The following photographs were shot by me in Williamsburg, Brooklyn on the day of the Vintage Crawl. For this post, I've used these images of graffiti/street art as references for fashion ensembles: my preferred art form. After all, it's slightly easier to assemble a fantastic outfit than spray paint someone's building.
Giambattista Valli velvet blazer, Jil Sander sweater, Sandro corduroy pants, Vivienne Westwood fringe booties, Arielle de Pinto necklace (on top), Fiona Paxton necklace (on bottom), H&M ring set.
The first thing one notices when looking at this graffiti is the use of the color of green, which is the most prominent detail in the piece. Thus green is the highlight of my outfit, yet to create a monochrome ensemble one has to pair together different shades. In my case, I have a leafy green sweater with a texture that is somewhat reminiscent of the plant in the photograph, and dark green corduroys. I added the velvet blazer for sophistication, as well as for the purpose of creating a unique palette of textures. The fringe booties only add to this mixture, also giving the outfit an earthy and bohemian feel that stays true to the vibe of the image. Sculptural gold jewelry represents the architectural lines in the graffiti, which are piled together into layers of art, much like my more subtle translation using a combination of two geometric statement necklaces. The rings add femininity and finish off the outfit.
Carven dress, Tsumori Chisato tights, Rough Justice suede heels, Delfina Delettrez circle bangle.
This outfit was centered around the idea of color bursting out of the darkness, like the rainbow flooding out of the gray trees in the street art. To stay true to this inspiration, I chose a neutral dress with elegant draping to represent the trees and their texture. The tights represent the fun and imaginative quality of the wall, and pop out from underneath the neutral dress. The blue heels are a portrayal of the sky and lend elegance to the outfit, contrasting the quirky and cheerful legwear. This bangle is so unusual and creative, just like the graffiti.
All photographs taken by me.
This outfit was based on the contrast between feminine colors and the toughness of skulls, represented by the jawbone of the graffiti in the photograph. The dress is colorful, and the drapes represent the "dripping" detail in the image, while the structure of the dress symbolizes how the art is contained by the shape of the object it is painted on. Neutral leggings with an abstract skull pattern add a subtle touch of toughness, which is only added on to by the fierce Nicholas Kirkwood booties. More color is added with neon bracelets, to help portray the fun craziness of this piece of street art.
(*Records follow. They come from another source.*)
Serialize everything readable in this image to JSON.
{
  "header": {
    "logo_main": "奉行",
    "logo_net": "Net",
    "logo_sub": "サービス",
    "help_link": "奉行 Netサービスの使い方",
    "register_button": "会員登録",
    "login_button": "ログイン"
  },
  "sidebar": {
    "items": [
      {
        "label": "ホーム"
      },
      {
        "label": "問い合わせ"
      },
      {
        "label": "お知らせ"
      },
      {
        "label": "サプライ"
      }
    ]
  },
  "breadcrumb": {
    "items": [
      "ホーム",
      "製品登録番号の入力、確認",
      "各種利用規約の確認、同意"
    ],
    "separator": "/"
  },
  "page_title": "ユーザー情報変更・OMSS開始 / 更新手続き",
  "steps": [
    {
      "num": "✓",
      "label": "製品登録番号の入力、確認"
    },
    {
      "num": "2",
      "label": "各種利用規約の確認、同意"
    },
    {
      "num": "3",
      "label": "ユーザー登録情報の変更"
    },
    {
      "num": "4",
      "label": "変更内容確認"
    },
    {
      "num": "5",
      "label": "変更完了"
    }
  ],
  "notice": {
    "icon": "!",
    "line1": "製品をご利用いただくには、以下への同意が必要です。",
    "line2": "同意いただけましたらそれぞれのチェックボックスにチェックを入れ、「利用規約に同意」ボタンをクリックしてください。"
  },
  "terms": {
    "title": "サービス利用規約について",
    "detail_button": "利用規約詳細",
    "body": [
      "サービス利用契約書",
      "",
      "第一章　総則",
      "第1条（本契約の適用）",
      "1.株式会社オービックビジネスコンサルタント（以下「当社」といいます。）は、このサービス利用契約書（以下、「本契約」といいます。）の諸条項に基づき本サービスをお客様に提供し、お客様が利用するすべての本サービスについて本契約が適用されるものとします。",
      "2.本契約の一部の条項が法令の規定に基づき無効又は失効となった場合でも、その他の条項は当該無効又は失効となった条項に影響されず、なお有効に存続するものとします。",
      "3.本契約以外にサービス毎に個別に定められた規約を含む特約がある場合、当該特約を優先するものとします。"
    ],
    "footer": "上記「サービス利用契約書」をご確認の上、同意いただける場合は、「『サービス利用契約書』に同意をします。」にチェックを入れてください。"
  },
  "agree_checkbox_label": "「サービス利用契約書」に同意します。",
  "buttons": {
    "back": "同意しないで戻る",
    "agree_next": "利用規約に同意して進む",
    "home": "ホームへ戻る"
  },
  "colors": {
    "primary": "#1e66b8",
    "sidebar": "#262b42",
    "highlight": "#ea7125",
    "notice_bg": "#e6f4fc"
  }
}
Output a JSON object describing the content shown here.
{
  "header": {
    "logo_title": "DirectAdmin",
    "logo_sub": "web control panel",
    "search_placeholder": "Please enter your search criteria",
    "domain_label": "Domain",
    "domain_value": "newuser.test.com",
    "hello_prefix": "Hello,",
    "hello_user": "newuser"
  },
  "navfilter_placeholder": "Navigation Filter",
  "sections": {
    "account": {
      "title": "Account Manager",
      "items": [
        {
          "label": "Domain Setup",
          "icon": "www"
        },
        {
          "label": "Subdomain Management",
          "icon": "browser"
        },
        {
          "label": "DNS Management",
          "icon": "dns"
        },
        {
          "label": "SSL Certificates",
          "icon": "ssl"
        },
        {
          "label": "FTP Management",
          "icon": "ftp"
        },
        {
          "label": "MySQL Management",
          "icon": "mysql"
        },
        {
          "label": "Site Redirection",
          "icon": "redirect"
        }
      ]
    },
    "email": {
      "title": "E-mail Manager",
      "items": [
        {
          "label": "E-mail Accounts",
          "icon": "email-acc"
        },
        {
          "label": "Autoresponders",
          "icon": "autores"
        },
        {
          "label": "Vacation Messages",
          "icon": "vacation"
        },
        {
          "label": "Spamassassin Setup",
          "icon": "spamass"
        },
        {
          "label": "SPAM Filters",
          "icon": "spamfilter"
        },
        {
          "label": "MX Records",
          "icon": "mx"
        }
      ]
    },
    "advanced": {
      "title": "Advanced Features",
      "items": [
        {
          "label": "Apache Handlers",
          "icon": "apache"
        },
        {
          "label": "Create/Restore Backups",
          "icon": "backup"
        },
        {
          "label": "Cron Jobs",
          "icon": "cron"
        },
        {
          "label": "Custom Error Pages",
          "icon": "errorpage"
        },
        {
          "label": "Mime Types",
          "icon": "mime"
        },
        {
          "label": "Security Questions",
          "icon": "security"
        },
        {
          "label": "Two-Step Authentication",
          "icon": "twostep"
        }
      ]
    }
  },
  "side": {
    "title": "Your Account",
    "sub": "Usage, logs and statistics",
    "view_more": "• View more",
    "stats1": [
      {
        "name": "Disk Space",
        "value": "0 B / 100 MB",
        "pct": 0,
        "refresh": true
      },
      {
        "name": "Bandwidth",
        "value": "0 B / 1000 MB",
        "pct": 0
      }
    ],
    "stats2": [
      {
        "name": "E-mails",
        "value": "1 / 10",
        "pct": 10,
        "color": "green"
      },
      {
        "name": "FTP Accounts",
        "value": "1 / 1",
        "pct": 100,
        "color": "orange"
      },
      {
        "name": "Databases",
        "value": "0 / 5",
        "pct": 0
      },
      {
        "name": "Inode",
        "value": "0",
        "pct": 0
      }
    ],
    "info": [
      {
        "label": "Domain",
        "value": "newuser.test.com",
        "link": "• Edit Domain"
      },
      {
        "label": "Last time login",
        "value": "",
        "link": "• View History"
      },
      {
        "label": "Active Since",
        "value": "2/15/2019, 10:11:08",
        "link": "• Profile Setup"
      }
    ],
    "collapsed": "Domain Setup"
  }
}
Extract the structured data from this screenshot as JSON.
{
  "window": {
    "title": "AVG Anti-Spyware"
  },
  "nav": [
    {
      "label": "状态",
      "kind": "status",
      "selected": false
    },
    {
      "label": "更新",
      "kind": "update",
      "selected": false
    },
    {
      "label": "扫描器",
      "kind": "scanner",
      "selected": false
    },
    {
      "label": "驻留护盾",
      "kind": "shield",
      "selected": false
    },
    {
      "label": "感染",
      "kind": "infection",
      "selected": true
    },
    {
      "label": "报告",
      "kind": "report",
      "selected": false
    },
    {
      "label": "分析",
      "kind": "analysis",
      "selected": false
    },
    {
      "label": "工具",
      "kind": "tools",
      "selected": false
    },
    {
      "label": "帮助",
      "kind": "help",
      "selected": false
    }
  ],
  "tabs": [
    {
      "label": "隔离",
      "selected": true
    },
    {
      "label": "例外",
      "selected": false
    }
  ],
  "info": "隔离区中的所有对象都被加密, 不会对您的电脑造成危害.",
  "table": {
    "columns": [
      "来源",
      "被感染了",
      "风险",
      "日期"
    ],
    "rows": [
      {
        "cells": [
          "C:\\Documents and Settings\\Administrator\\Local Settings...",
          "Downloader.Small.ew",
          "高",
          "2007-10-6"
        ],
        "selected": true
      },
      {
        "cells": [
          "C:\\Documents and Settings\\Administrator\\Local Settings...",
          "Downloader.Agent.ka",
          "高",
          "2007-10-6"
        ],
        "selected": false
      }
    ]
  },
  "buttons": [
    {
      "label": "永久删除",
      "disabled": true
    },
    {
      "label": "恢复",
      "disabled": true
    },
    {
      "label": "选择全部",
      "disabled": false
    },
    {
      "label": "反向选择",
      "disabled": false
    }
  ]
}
What do you think of graffiti? Do you think that artistic graffiti and street art is still a bad thing, or a form of self-expression? Which outfit and graffiti pairing is your favorite?
Let me know with a comment! I read every single one.